Later this year, Fremont Abbey Arts, the nonprofit that produces dozens of cultural events each month at the Fremont Abbey, celebrates its 10th anniversary. That’s 10 years of all-ages shows involving music, poetry and prose readings, comedy, theatre and visual art in Seattle’s quietest, most reverent venue. On March 7, Abbey Arts founding creative director Nathan Marion launches a new venture called Ballard Homestead, another space for all-ages community engagement in a former place of worship.
Is Ballard Homestead a house?
It’s a former church but it looks like a house. And it’s in a residential neighborhood.
Fremont Abbey is already successful. Were you looking for another venue to book?
Not when we first found it. One of the guys involved in the building had come to the Abbey and contacted me as a consultant, which I do for other buildings around the country. The owners contacted us based on what we did at the Abbey and I helped them for a couple years and as we decided we wanted to expand, the opportunity came up to help activate this new venue. So now we’re the nonprofit curator of the space that’s still owned by a church.
I didn’t realize you work outside Seattle.
Lonely Buildings takes the model of the Fremont Abbey and shows how it might work in other cities. I do design consulting to help people renovate their old buildings, usually old churches, to make them useful for the community. Taborspace has been going for five years in Portland, and another group in Birmingham, [Ala.], hired me to come down and work with them, and I worked with a group in Austin and a few other places in Seattle.
You’ve been with the Abbey since the start.
Yeah, I was the founding director of the nonprofit. The church that bought the Abbey in 2005, as they moved in, they brought me in to manage the renovation. We expanded and relaunched in 2008.
So Ballard Homestead just happened to come along at an opportune time.
We’re really happy with the Abbey; it’s definitely our home base. But with all the events we have, we’d like to do more and have more opportunities for putting on small shows that Seattle can really connect with. We started to do off-site events at St. Mark’s, the Cathedral Shows, and a few other events around town. I live close to Ballard so I thought it would be cool to do something there.
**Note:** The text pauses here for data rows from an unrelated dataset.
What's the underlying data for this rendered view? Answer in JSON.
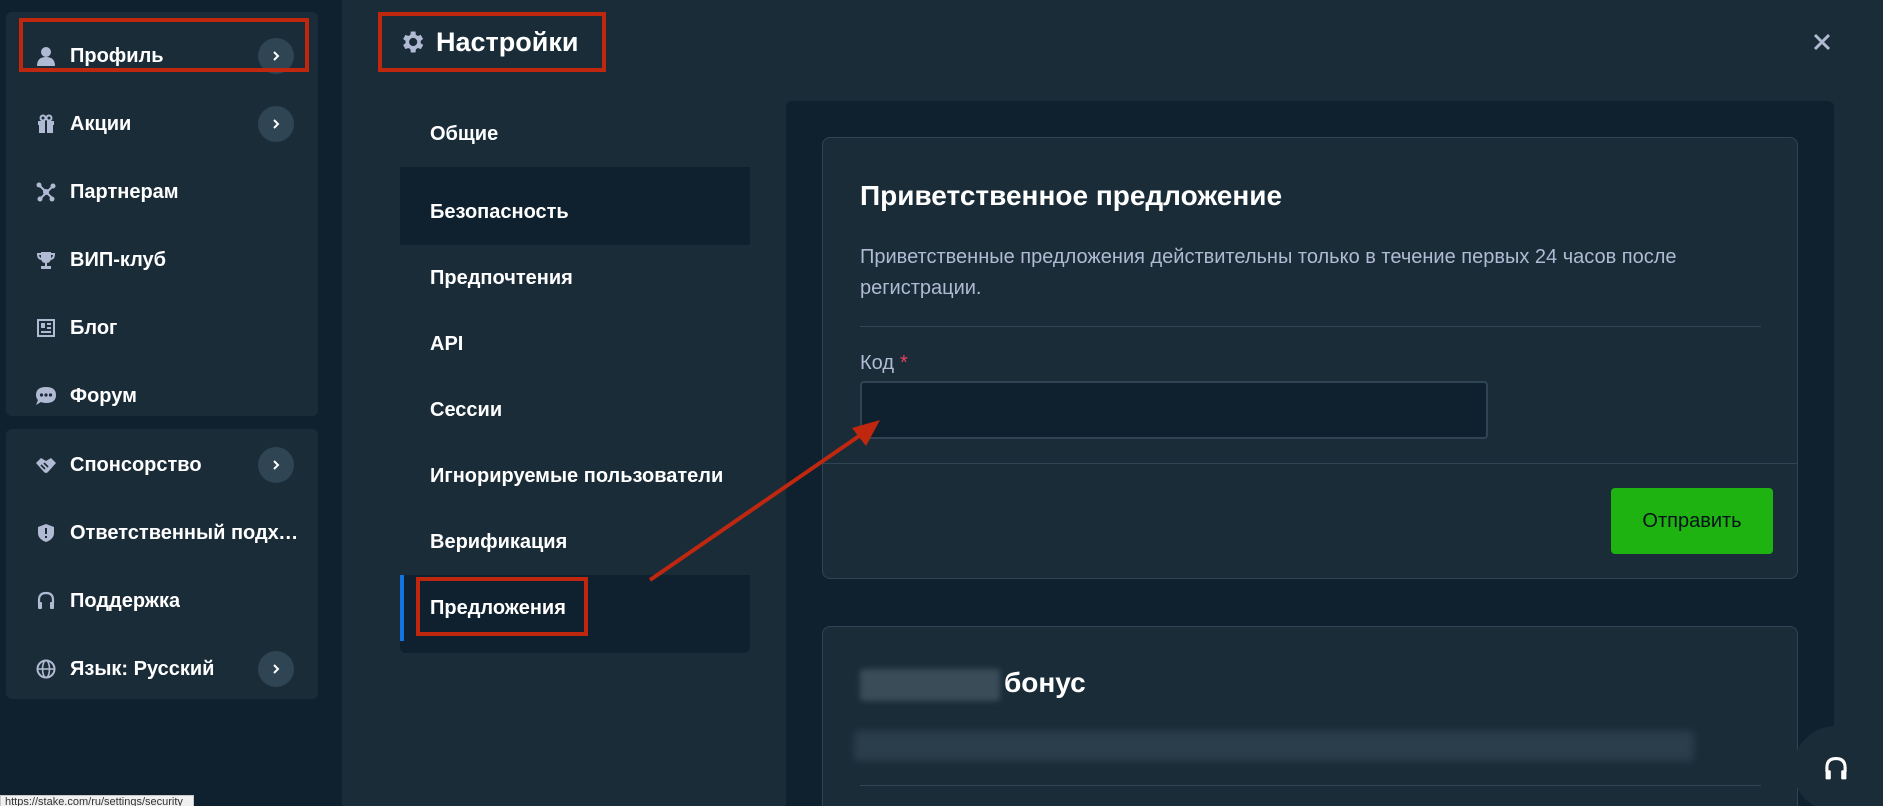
{
  "sidebar": {
    "items": [
      {
        "label": "Профиль",
        "icon": "user-icon"
      },
      {
        "label": "Акции",
        "icon": "gift-icon"
      },
      {
        "label": "Партнерам",
        "icon": "affiliate-icon"
      },
      {
        "label": "ВИП-клуб",
        "icon": "trophy-icon"
      },
      {
        "label": "Блог",
        "icon": "blog-icon"
      },
      {
        "label": "Форум",
        "icon": "chat-icon"
      },
      {
        "label": "Спонсорство",
        "icon": "handshake-icon"
      },
      {
        "label": "Ответственный подхо...",
        "icon": "shield-icon"
      },
      {
        "label": "Поддержка",
        "icon": "headset-icon"
      },
      {
        "label": "Язык: Русский",
        "icon": "globe-icon"
      }
    ]
  },
  "header": {
    "title": "Настройки",
    "icon": "gear-icon"
  },
  "settings_menu": {
    "items": [
      "Общие",
      "Безопасность",
      "Предпочтения",
      "API",
      "Сессии",
      "Игнорируемые пользователи",
      "Верификация",
      "Предложения"
    ],
    "active": "Предложения"
  },
  "welcome_offer": {
    "title": "Приветственное предложение",
    "description": "Приветственные предложения действительны только в течение первых 24 часов после регистрации.",
    "code_label": "Код",
    "required_mark": "*",
    "code_value": "",
    "submit_label": "Отправить"
  },
  "bonus_card": {
    "title": "бонус"
  },
  "status_bar": {
    "url": "https://stake.com/ru/settings/security"
  },
  "colors": {
    "background": "#1a2c38",
    "sidebar": "#0f212e",
    "submit_green": "#1fb312",
    "highlight_red": "#c0270f",
    "active_blue": "#1475e1",
    "required_red": "#ed4163"
  }
}
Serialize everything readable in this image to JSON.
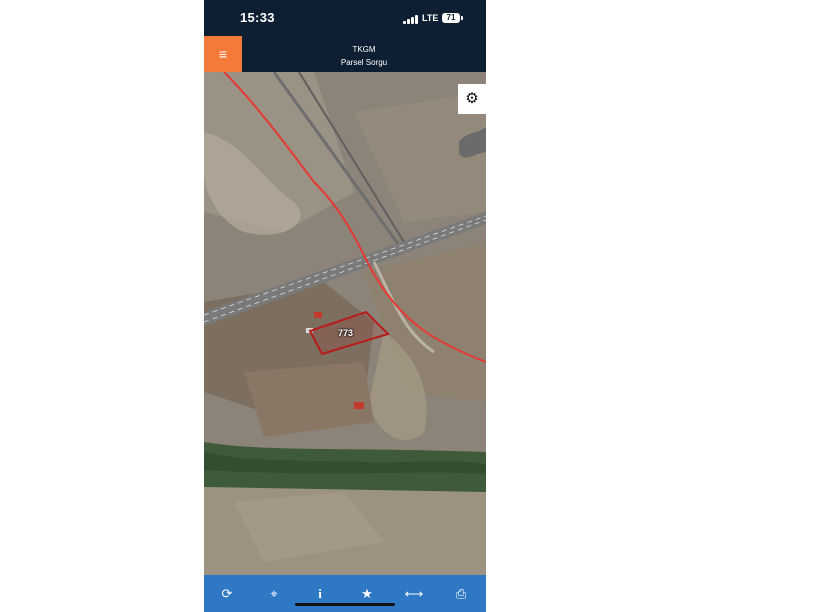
{
  "status_bar": {
    "time": "15:33",
    "network": "LTE",
    "battery": "71"
  },
  "app_header": {
    "menu_icon": "≡",
    "title": "TKGM",
    "subtitle": "Parsel Sorgu"
  },
  "map": {
    "parcel_number": "773",
    "settings_icon": "gear-icon",
    "boundary_color": "#e53935",
    "parcel_color": "#b71c1c"
  },
  "toolbar": {
    "items": [
      {
        "name": "refresh",
        "icon": "⟳"
      },
      {
        "name": "locate",
        "icon": "⌖"
      },
      {
        "name": "info",
        "icon": "i"
      },
      {
        "name": "favorite",
        "icon": "★"
      },
      {
        "name": "measure",
        "icon": "⟷"
      },
      {
        "name": "print",
        "icon": "⎙"
      }
    ]
  }
}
There’s a need for more venues in the area; there are no all-ages venues that I know of on the north end.
And as far as programming in the new space?
It’ll be in the same vein [as the Abbey]—smaller concerts where people can be really close to the band. Seated shows, all-ages, low ticket prices to keep them accessible. Acoustic, mostly bluegrass and folk because it’s a residential neighborhood, and lots of early evening concerts and afternoon shows for families on the weekends. We’re making it a distraction-free zone, no video cameras or flash photos.
The Abbey is unique in its intimacy. Do you think the Homestead might bite into some of the same audience?
I think Seattle is growing so much that there’s plenty of people that wanna see music in this kind of respectful setting at a reasonable hour, where the performance is the focus and there aren’t a lot of drunk people wandering around. I don’t foresee competition. We’ll be careful how we book so we won’t have similar events in both venues. This past Saturday, Seattle Rock Orchestra sold out at the Abbey and we had a very small banjo show at the Homestead on the same night. Those were very different audiences.
The attentiveness at Abbey shows is special.
It’s been amazing how well that’s respected in Seattle. I was reading about the Largo in Los Angeles and how they’ll throw people out for talking on their phones. I think that’s funny—in Seattle as long as the setting is correct and it’s quiet, people get it.
Ballard is changing rapidly. It’s good to plant a cultural space in the neighborhood.
That’s part of what we’re hoping to continue, to create a space by renovating an old building, not tearing it down but repurposing it for the community. Costs will be low so we can host community events, fundraisers and small weddings, so people can have a venue where everyone can get together. It’ll hopefully have that old Ballard vibe.